STA permits unlicensed exports of many items on the CCL to countries that pose little risk of unauthorized diversion, assuming those US exporters and non-US recipients comply with certain requirements. Unfortunately, between the time the proposal was published in December and the final ruling unveiled today, the scope was limited significantly and the number of individual license reductions may not be as significant as originally anticipated. However, it is still a step in the right direction.
For those of you that find this new exception helpful and have decided it is something you want to adopt in your organization, eventually you will need to think about how you want STA to be represented in your GTS system. From a technical perspective, here are a few things to consider:
- License type – When you define the new license type, you will need to consider what rules you want included (e.g., partner, ECCN, and country)
- License master data – Setting up your license masters may take some time and quite a bit of thought by your compliance team. What can be expired from your old licenses that can now be incorporated into STA? Which of your customers (business partners) are relevant for this new license exception? Which ECCNs in your product catalog are applicable for you?
- Determination strategy – This is the baby step that is often forgotten until you get that first blocked document. Remember to add your STA entry to your license determination strategy.
- Destination Control Statement – STA requires a special destination control statement. Depending on how your DCS gets printed on your Commercial Invoice, the programming of your invoice will most likely need to be adjusted.
- EEI Filings – The STA code is not yet in the AES system, but it will be modified soon to accept a new value. Once that value is announced, you will need to update your license type configuration with the new export license code that represents STA.

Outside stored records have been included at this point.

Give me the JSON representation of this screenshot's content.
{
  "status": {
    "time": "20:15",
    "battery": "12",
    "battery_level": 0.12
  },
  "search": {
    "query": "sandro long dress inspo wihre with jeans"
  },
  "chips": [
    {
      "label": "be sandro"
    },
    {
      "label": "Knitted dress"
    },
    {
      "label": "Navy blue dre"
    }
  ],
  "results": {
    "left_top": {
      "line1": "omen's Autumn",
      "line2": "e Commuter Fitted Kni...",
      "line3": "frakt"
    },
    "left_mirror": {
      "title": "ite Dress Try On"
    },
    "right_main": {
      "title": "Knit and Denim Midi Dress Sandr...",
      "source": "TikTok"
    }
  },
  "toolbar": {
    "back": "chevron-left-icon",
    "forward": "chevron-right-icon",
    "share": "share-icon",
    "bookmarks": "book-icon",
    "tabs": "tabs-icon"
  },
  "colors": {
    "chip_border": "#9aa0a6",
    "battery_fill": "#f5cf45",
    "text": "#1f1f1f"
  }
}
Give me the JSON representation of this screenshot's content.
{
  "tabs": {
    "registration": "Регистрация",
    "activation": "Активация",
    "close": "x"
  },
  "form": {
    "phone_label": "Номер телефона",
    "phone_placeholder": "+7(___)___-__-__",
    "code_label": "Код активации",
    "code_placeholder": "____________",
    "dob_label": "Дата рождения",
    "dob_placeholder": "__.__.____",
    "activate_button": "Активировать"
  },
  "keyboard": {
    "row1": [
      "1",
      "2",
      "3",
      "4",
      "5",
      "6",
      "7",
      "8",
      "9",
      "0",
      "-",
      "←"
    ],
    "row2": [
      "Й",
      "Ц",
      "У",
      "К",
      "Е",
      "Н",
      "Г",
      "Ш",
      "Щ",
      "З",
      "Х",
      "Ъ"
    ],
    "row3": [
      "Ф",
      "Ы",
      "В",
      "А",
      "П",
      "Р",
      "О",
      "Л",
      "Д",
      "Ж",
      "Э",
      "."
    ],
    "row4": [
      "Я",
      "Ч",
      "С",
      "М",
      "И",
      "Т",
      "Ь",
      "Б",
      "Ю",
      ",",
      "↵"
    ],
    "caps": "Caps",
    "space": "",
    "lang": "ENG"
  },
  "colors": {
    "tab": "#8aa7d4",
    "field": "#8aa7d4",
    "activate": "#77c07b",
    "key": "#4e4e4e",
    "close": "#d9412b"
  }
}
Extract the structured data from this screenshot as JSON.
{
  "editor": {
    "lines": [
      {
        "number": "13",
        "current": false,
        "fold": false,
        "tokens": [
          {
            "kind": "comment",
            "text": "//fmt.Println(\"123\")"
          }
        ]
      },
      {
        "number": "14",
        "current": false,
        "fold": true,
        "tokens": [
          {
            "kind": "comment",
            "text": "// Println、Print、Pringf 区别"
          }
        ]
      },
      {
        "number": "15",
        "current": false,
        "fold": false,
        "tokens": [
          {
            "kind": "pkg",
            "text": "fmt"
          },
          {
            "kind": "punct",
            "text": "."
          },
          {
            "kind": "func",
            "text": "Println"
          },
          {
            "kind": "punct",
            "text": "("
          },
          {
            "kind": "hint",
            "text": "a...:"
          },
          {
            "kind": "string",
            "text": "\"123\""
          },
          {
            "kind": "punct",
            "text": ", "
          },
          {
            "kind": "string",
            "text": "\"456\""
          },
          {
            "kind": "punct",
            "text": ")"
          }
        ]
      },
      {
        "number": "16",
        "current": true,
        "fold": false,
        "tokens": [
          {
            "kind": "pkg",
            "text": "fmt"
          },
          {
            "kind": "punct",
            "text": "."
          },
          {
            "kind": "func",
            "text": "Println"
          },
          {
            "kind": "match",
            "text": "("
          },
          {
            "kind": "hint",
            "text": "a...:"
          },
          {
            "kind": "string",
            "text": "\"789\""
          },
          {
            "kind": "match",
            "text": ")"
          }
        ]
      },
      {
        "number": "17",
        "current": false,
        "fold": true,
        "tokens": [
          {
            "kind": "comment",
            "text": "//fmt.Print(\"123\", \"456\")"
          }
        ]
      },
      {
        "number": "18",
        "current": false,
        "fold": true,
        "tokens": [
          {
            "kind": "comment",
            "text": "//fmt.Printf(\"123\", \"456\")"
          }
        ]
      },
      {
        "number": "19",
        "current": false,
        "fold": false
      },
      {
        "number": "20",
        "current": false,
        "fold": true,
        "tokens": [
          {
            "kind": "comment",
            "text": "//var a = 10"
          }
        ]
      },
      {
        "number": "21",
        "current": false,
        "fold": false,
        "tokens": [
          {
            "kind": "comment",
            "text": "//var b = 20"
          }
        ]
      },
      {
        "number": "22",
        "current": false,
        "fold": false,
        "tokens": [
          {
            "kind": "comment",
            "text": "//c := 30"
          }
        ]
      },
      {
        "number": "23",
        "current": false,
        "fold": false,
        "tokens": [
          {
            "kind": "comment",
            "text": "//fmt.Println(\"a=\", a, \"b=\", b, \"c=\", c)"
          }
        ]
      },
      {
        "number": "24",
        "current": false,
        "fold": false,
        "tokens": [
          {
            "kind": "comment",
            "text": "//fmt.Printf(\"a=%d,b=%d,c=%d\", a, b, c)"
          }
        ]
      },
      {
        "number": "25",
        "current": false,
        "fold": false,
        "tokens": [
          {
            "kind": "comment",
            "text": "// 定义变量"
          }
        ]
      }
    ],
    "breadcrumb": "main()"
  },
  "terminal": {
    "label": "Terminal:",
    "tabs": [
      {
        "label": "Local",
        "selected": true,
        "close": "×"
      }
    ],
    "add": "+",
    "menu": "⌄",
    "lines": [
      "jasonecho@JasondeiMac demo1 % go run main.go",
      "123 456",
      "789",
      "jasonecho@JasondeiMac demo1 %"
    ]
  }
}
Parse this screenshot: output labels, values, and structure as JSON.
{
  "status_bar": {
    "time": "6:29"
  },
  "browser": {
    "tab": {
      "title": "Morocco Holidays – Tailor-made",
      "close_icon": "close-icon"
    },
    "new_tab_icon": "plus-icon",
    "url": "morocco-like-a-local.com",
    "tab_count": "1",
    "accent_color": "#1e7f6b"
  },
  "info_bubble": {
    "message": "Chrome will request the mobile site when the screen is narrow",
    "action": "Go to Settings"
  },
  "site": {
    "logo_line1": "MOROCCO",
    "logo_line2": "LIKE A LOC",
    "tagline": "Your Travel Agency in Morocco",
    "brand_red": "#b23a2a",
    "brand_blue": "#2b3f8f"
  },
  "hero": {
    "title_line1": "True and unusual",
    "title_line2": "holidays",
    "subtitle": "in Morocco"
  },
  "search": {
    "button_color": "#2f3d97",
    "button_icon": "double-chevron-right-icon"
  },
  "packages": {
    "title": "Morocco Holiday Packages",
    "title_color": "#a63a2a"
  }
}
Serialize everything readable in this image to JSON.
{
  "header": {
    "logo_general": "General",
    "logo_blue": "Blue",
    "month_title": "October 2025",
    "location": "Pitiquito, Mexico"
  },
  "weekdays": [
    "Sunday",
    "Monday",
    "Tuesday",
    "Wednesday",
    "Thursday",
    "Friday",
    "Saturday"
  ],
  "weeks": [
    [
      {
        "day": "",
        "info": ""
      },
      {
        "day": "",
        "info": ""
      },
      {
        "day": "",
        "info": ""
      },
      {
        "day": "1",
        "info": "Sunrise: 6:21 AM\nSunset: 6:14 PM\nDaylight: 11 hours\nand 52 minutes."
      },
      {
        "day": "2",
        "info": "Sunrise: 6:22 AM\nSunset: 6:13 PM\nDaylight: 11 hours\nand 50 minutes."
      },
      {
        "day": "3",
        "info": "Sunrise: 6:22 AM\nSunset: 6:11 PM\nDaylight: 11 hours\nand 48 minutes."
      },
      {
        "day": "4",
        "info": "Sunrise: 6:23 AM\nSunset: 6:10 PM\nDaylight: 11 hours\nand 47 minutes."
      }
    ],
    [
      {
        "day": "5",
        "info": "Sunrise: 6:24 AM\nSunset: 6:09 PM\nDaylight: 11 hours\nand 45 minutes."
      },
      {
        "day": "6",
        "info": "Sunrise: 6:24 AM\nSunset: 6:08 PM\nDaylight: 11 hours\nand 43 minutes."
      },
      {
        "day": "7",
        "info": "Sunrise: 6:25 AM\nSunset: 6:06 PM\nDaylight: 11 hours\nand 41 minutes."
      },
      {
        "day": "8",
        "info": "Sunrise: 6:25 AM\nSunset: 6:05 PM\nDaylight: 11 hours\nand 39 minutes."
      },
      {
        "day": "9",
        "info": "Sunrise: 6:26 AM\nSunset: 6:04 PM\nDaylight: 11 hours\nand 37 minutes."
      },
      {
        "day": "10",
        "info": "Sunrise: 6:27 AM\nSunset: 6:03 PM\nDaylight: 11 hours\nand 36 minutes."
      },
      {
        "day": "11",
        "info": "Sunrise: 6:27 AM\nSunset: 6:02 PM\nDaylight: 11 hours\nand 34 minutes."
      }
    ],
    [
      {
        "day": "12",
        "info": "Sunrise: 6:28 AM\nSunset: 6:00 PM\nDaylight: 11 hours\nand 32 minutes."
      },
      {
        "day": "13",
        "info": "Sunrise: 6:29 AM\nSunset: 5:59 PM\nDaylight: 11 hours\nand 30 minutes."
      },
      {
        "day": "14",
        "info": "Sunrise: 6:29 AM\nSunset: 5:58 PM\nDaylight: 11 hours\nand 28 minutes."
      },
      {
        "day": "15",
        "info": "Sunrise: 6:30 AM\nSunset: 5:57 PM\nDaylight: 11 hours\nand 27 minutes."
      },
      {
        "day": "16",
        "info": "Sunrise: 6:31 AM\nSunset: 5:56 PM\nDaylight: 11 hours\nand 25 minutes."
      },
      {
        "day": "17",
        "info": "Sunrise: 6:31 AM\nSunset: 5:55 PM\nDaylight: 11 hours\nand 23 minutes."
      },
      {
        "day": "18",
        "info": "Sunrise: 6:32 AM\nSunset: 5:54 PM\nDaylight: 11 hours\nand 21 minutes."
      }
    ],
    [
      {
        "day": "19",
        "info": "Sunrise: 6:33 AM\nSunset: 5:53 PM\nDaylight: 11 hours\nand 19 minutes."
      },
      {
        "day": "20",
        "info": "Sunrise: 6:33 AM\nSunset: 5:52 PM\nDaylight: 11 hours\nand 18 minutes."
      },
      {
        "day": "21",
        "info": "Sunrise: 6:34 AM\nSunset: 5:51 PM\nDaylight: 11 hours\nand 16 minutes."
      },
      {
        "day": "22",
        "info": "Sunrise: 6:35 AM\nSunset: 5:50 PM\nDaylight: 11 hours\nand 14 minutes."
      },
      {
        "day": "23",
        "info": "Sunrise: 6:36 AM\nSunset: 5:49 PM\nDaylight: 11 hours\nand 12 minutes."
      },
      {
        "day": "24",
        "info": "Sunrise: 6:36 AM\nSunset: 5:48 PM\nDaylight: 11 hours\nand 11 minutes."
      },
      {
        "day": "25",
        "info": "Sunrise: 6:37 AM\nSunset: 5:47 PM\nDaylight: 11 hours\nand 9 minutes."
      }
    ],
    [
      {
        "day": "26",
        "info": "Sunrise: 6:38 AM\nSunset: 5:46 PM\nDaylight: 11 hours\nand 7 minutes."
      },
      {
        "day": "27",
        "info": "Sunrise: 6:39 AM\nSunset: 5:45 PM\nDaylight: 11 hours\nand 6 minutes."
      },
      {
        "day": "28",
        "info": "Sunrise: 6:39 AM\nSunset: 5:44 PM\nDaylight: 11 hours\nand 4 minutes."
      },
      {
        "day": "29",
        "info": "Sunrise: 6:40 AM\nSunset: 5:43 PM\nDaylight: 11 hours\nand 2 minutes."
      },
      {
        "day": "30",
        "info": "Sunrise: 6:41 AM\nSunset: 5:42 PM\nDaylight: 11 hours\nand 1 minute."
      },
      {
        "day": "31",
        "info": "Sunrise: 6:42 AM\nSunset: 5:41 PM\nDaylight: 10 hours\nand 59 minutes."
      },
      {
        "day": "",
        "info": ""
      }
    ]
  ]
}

The technical set up we’ve talked about above is probably the easiest consideration when doing your analysis of adopting STA in your organization. The tricky part is fully understanding the old to the new mapping that needs to take place and identifying what needs to be retired in your existing set up.